Bad weather has caused the wreck of the bulk carrier OS 35 to split in two. According to the Gibraltar Port Authority, the shipwreck shifted, resulting in the separation of the hull and minor oil residue leaking from the ship.
The extreme waxing and waning of the tide led to the final separation of the bilge keel. After the last spate of winter storms, the bilge keel was the only very tenuous remaining connection between the wreck’s two otherwise entirely separate parts.
It is expected the oil residue came from the keel duct that contained the pipes connecting fuel tank 1 to the engine room. The fuel remaining in this pipeline at the time of the vessel’s initial sinking was impossible to recover and the valves to this pipeline were closed off in the initial stages of the recovery operation to secure the pipeline and in order for the fuel to be pumped out of tank 1. The Gibraltar Port Authority stresses that all possible extractable oil was removed from the OS 35 last year.
Right now, the heavy swells have subsided enough to redeploy a boom around the wreck. There have been no further reports of free floating residues. Crane barges will resume wreck removal operations as soon as it is safe to do so.
Beaches partly reopened

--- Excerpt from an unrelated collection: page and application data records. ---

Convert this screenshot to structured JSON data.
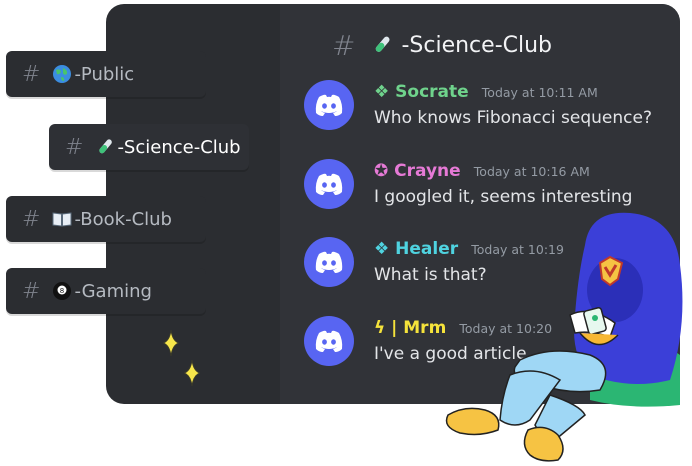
{
  "channel_header": {
    "name": "-Science-Club"
  },
  "channels": [
    {
      "name": "-Public",
      "icon": "globe-icon"
    },
    {
      "name": "-Science-Club",
      "icon": "test-tube-icon",
      "active": true
    },
    {
      "name": "-Book-Club",
      "icon": "book-icon"
    },
    {
      "name": "-Gaming",
      "icon": "8-ball-icon"
    }
  ],
  "messages": [
    {
      "prefix": "❖",
      "author": "Socrate",
      "author_color": "#6fd38c",
      "time": "Today at 10:11 AM",
      "text": "Who knows Fibonacci sequence?"
    },
    {
      "prefix": "✪",
      "author": "Crayne",
      "author_color": "#e67ad6",
      "time": "Today at 10:16 AM",
      "text": "I googled it, seems interesting"
    },
    {
      "prefix": "❖",
      "author": "Healer",
      "author_color": "#4fd3e0",
      "time": "Today at 10:19",
      "text": "What is that?"
    },
    {
      "prefix": "ϟ |",
      "author": "Mrm",
      "author_color": "#f5e33b",
      "time": "Today at 10:20",
      "text": "I've a good article"
    }
  ],
  "colors": {
    "brand": "#5865f2",
    "background": "#313338",
    "sidebar": "#2b2d31"
  }
}
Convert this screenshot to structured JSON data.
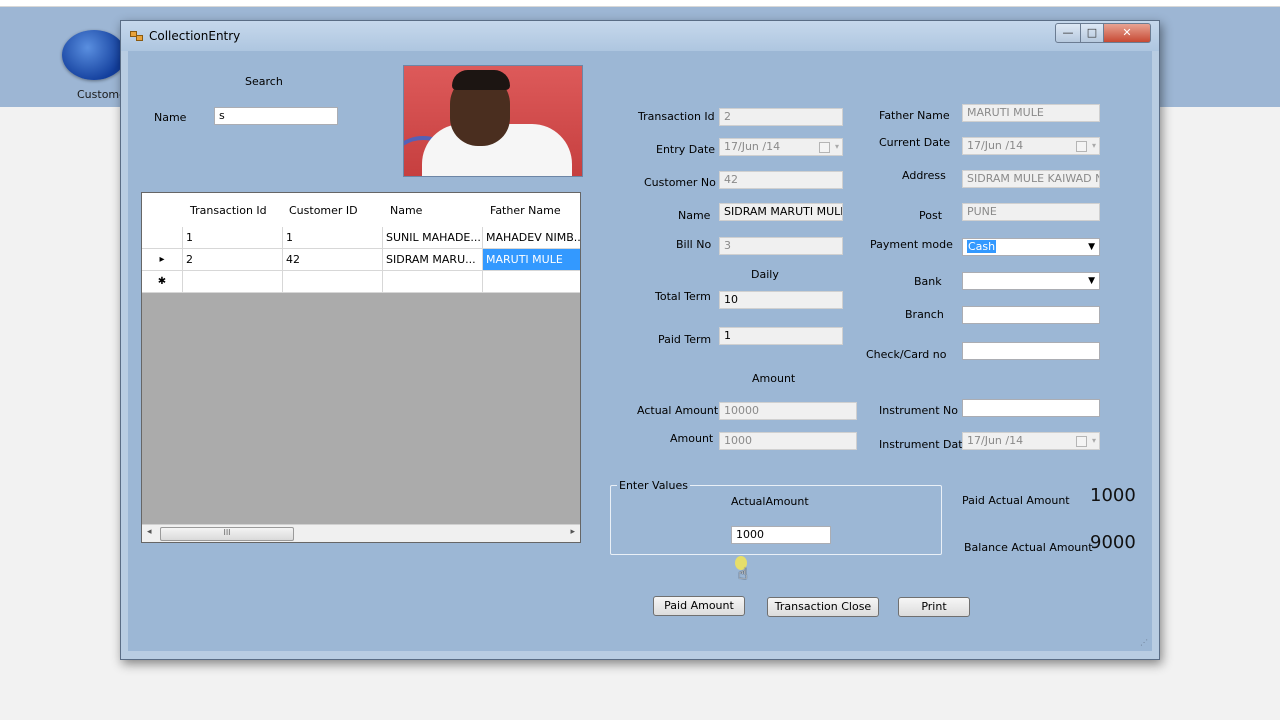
{
  "background": {
    "app_label": "Customer"
  },
  "window": {
    "title": "CollectionEntry",
    "controls": {
      "minimize": "—",
      "maximize": "□",
      "close": "✕"
    }
  },
  "search": {
    "heading": "Search",
    "name_label": "Name",
    "name_value": "s"
  },
  "grid": {
    "columns": [
      "Transaction Id",
      "Customer ID",
      "Name",
      "Father Name"
    ],
    "rows": [
      {
        "marker": "",
        "cells": [
          "1",
          "1",
          "SUNIL MAHADE...",
          "MAHADEV NIMB..."
        ]
      },
      {
        "marker": "▸",
        "cells": [
          "2",
          "42",
          "SIDRAM MARU...",
          "MARUTI MULE"
        ]
      },
      {
        "marker": "✱",
        "cells": [
          "",
          "",
          "",
          ""
        ]
      }
    ],
    "scroll_thumb": "III"
  },
  "form": {
    "transaction_id": {
      "label": "Transaction Id",
      "value": "2"
    },
    "entry_date": {
      "label": "Entry Date",
      "value": "17/Jun /14"
    },
    "customer_no": {
      "label": "Customer No",
      "value": "42"
    },
    "name": {
      "label": "Name",
      "value": "SIDRAM MARUTI MULE"
    },
    "bill_no": {
      "label": "Bill No",
      "value": "3"
    },
    "daily_heading": "Daily",
    "total_term": {
      "label": "Total Term",
      "value": "10"
    },
    "paid_term": {
      "label": "Paid Term",
      "value": "1"
    },
    "amount_heading": "Amount",
    "actual_amount": {
      "label": "Actual Amount",
      "value": "10000"
    },
    "amount": {
      "label": "Amount",
      "value": "1000"
    },
    "father_name": {
      "label": "Father Name",
      "value": "MARUTI MULE"
    },
    "current_date": {
      "label": "Current Date",
      "value": "17/Jun /14"
    },
    "address": {
      "label": "Address",
      "value": "SIDRAM MULE  KAIWAD N"
    },
    "post": {
      "label": "Post",
      "value": "PUNE"
    },
    "payment_mode": {
      "label": "Payment mode",
      "value": "Cash"
    },
    "bank": {
      "label": "Bank",
      "value": ""
    },
    "branch": {
      "label": "Branch",
      "value": ""
    },
    "check_card_no": {
      "label": "Check/Card no",
      "value": ""
    },
    "instrument_no": {
      "label": "Instrument No",
      "value": ""
    },
    "instrument_date": {
      "label": "Instrument Date",
      "value": "17/Jun /14"
    }
  },
  "enter_values": {
    "title": "Enter Values",
    "actual_amount_label": "ActualAmount",
    "actual_amount_value": "1000"
  },
  "summary": {
    "paid_actual_amount_label": "Paid Actual Amount",
    "paid_actual_amount_value": "1000",
    "balance_actual_amount_label": "Balance Actual Amount",
    "balance_actual_amount_value": "9000"
  },
  "buttons": {
    "paid_amount": "Paid Amount",
    "transaction_close": "Transaction Close",
    "print": "Print"
  },
  "colors": {
    "window_client": "#9cb7d5",
    "selection": "#3399ff"
  }
}
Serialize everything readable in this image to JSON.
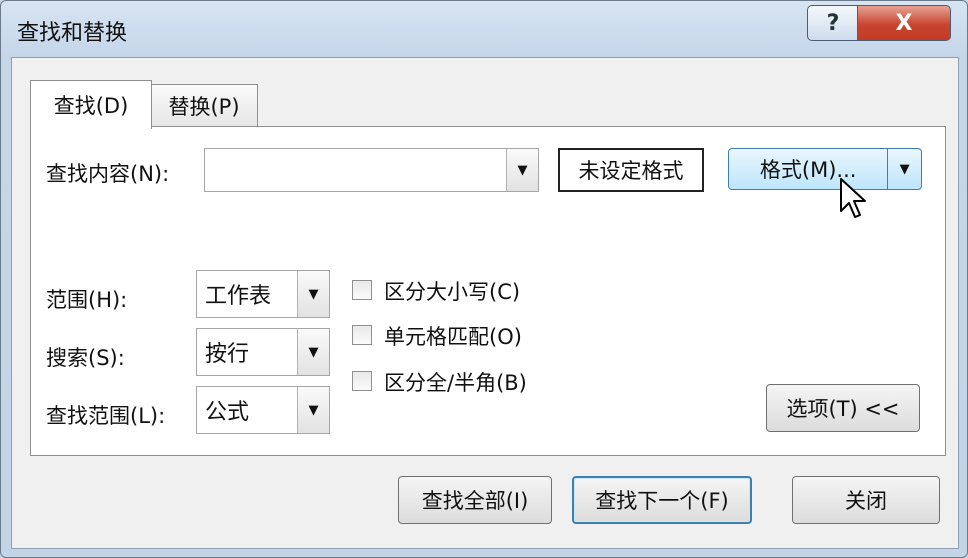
{
  "window": {
    "title": "查找和替换",
    "help_label": "?",
    "close_label": "X"
  },
  "tabs": [
    {
      "label": "查找(D)"
    },
    {
      "label": "替换(P)"
    }
  ],
  "find": {
    "label": "查找内容(N):",
    "value": "",
    "format_status": "未设定格式",
    "format_button": "格式(M)..."
  },
  "options": {
    "scope": {
      "label": "范围(H):",
      "value": "工作表"
    },
    "search": {
      "label": "搜索(S):",
      "value": "按行"
    },
    "look_in": {
      "label": "查找范围(L):",
      "value": "公式"
    }
  },
  "checkboxes": [
    {
      "label": "区分大小写(C)",
      "checked": false
    },
    {
      "label": "单元格匹配(O)",
      "checked": false
    },
    {
      "label": "区分全/半角(B)",
      "checked": false
    }
  ],
  "buttons": {
    "options": "选项(T) <<",
    "find_all": "查找全部(I)",
    "find_next": "查找下一个(F)",
    "close": "关闭"
  },
  "icons": {
    "dropdown": "chevron-down-icon",
    "cursor": "mouse-pointer-icon"
  }
}
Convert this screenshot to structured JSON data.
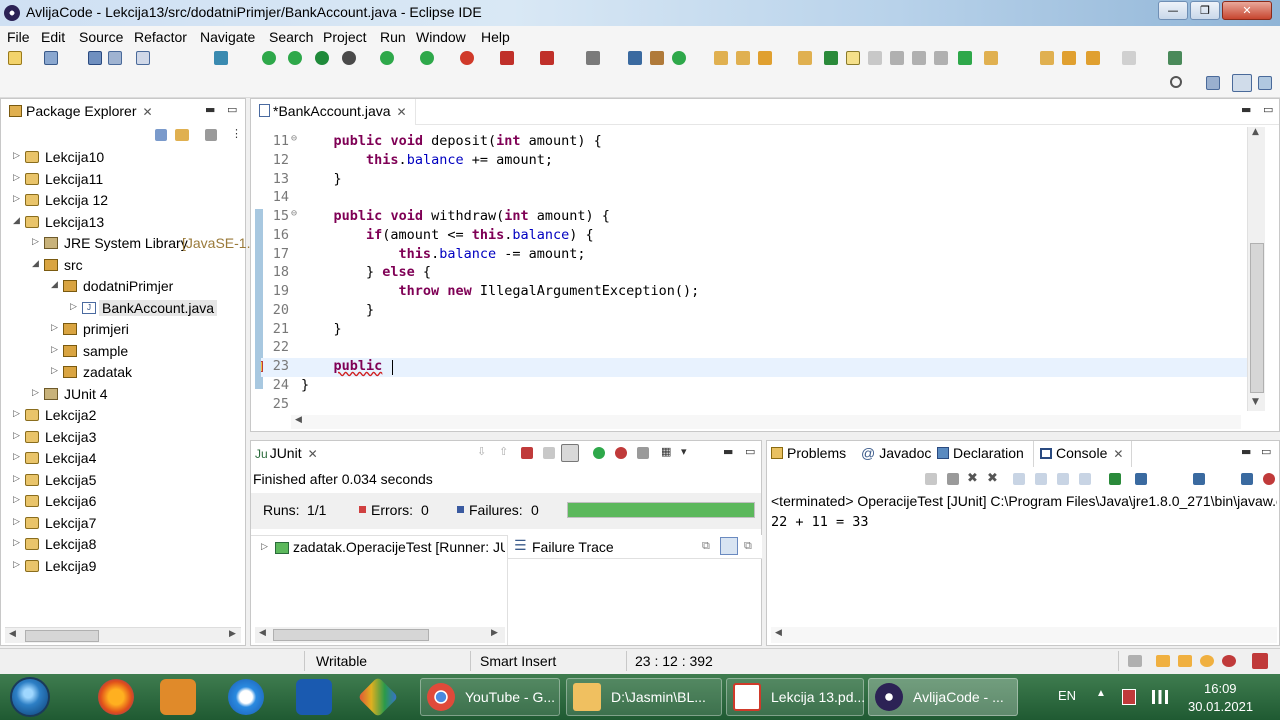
{
  "window": {
    "title": "AvlijaCode - Lekcija13/src/dodatniPrimjer/BankAccount.java - Eclipse IDE"
  },
  "menu": [
    "File",
    "Edit",
    "Source",
    "Refactor",
    "Navigate",
    "Search",
    "Project",
    "Run",
    "Window",
    "Help"
  ],
  "package_explorer": {
    "tab_label": "Package Explorer",
    "items": [
      {
        "label": "Lekcija10",
        "suffix": "",
        "type": "project"
      },
      {
        "label": "Lekcija11",
        "suffix": "",
        "type": "project"
      },
      {
        "label": "Lekcija 12",
        "suffix": "",
        "type": "project"
      },
      {
        "label": "Lekcija13",
        "suffix": "",
        "type": "project"
      },
      {
        "label": "JRE System Library",
        "suffix": " [JavaSE-1.",
        "type": "library"
      },
      {
        "label": "src",
        "suffix": "",
        "type": "folder"
      },
      {
        "label": "dodatniPrimjer",
        "suffix": "",
        "type": "package"
      },
      {
        "label": "BankAccount.java",
        "suffix": "",
        "type": "file"
      },
      {
        "label": "primjeri",
        "suffix": "",
        "type": "package"
      },
      {
        "label": "sample",
        "suffix": "",
        "type": "package"
      },
      {
        "label": "zadatak",
        "suffix": "",
        "type": "package"
      },
      {
        "label": "JUnit 4",
        "suffix": "",
        "type": "library"
      },
      {
        "label": "Lekcija2",
        "suffix": "",
        "type": "project"
      },
      {
        "label": "Lekcija3",
        "suffix": "",
        "type": "project"
      },
      {
        "label": "Lekcija4",
        "suffix": "",
        "type": "project"
      },
      {
        "label": "Lekcija5",
        "suffix": "",
        "type": "project"
      },
      {
        "label": "Lekcija6",
        "suffix": "",
        "type": "project"
      },
      {
        "label": "Lekcija7",
        "suffix": "",
        "type": "project"
      },
      {
        "label": "Lekcija8",
        "suffix": "",
        "type": "project"
      },
      {
        "label": "Lekcija9",
        "suffix": "",
        "type": "project"
      }
    ]
  },
  "editor": {
    "tab_label": "*BankAccount.java",
    "lines": [
      {
        "n": "11",
        "text": "    public void deposit(int amount) {"
      },
      {
        "n": "12",
        "text": "        this.balance += amount;"
      },
      {
        "n": "13",
        "text": "    }"
      },
      {
        "n": "14",
        "text": ""
      },
      {
        "n": "15",
        "text": "    public void withdraw(int amount) {"
      },
      {
        "n": "16",
        "text": "        if(amount <= this.balance) {"
      },
      {
        "n": "17",
        "text": "            this.balance -= amount;"
      },
      {
        "n": "18",
        "text": "        } else {"
      },
      {
        "n": "19",
        "text": "            throw new IllegalArgumentException();"
      },
      {
        "n": "20",
        "text": "        }"
      },
      {
        "n": "21",
        "text": "    }"
      },
      {
        "n": "22",
        "text": ""
      },
      {
        "n": "23",
        "text": "    public "
      },
      {
        "n": "24",
        "text": "}"
      },
      {
        "n": "25",
        "text": ""
      }
    ]
  },
  "junit": {
    "tab_label": "JUnit",
    "finished": "Finished after 0.034 seconds",
    "runs_label": "Runs:",
    "runs_value": "1/1",
    "errors_label": "Errors:",
    "errors_value": "0",
    "failures_label": "Failures:",
    "failures_value": "0",
    "progress": 1.0,
    "test_item": "zadatak.OperacijeTest [Runner: JUı",
    "failure_trace": "Failure Trace"
  },
  "console_panel": {
    "tabs": [
      "Problems",
      "Javadoc",
      "Declaration",
      "Console"
    ],
    "terminated": "<terminated> OperacijeTest [JUnit] C:\\Program Files\\Java\\jre1.8.0_271\\bin\\javaw.e",
    "output": "22 + 11 = 33"
  },
  "status": {
    "writable": "Writable",
    "insert_mode": "Smart Insert",
    "position": "23 : 12 : 392"
  },
  "taskbar": {
    "tasks": [
      {
        "label": "YouTube - G...",
        "icon": "chrome-icon"
      },
      {
        "label": "D:\\Jasmin\\BL...",
        "icon": "folder-icon"
      },
      {
        "label": "Lekcija 13.pd...",
        "icon": "pdf-icon"
      },
      {
        "label": "AvlijaCode - ...",
        "icon": "eclipse-icon"
      }
    ],
    "language": "EN",
    "time": "16:09",
    "date": "30.01.2021"
  },
  "colors": {
    "progress_green": "#5cb85c",
    "keyword": "#7f0055",
    "field": "#0000c0",
    "taskbar": "#2e6b40"
  }
}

Catalan Bay Little Bay and parts of Sandy Bay have been re-opened to the public following a shoreline assessment and consultation with the Captain of the Port John Ghio. Parts of Sandy Bay have been cordoned off to allow public enjoyment of the beach whilst allowing clean-up teams to continue to work in these areas. The Port Authority says the cleaning of the coastline is progressing well, in coordination with the contractors and Oil Spill Response Limited.
Although the risk of this is low, the possibility remains, however, that further tar balls may still wash up on shore. Further sections of the coastline and beaches may be cordoned off if oil is detected.
OS 35 sinking
On 29 August, 2022, the OS 35 collided with LNG tanker Adam LNG in the Port of Gibraltar. Although the tanker only suffered minor damage, the bulk carrier suffered a ten by four-metre gash in the starboard side of the hull and was making water. It was directed to a location off Catalan Bay to beach and the bow went underwater.
Two days later, the hull broke, but the two parts did not fully separate yet. The vessel is sitting 700 metres off the shoreline of Catalan Bay. Since then, salvors have removed as much fuel oil and diesel oil from the vessel as possible as well as the rest of the inventory and cargo. The accident has resulted in several oil spills, with some oil reaching the shorelines. The wreck is to be removed by the end of May this year.
Also read: OS 35 wreck to be removed before 30 May 2023
Picture: OS 35 after a storm in March (picture by the Gibraltar Port Authority).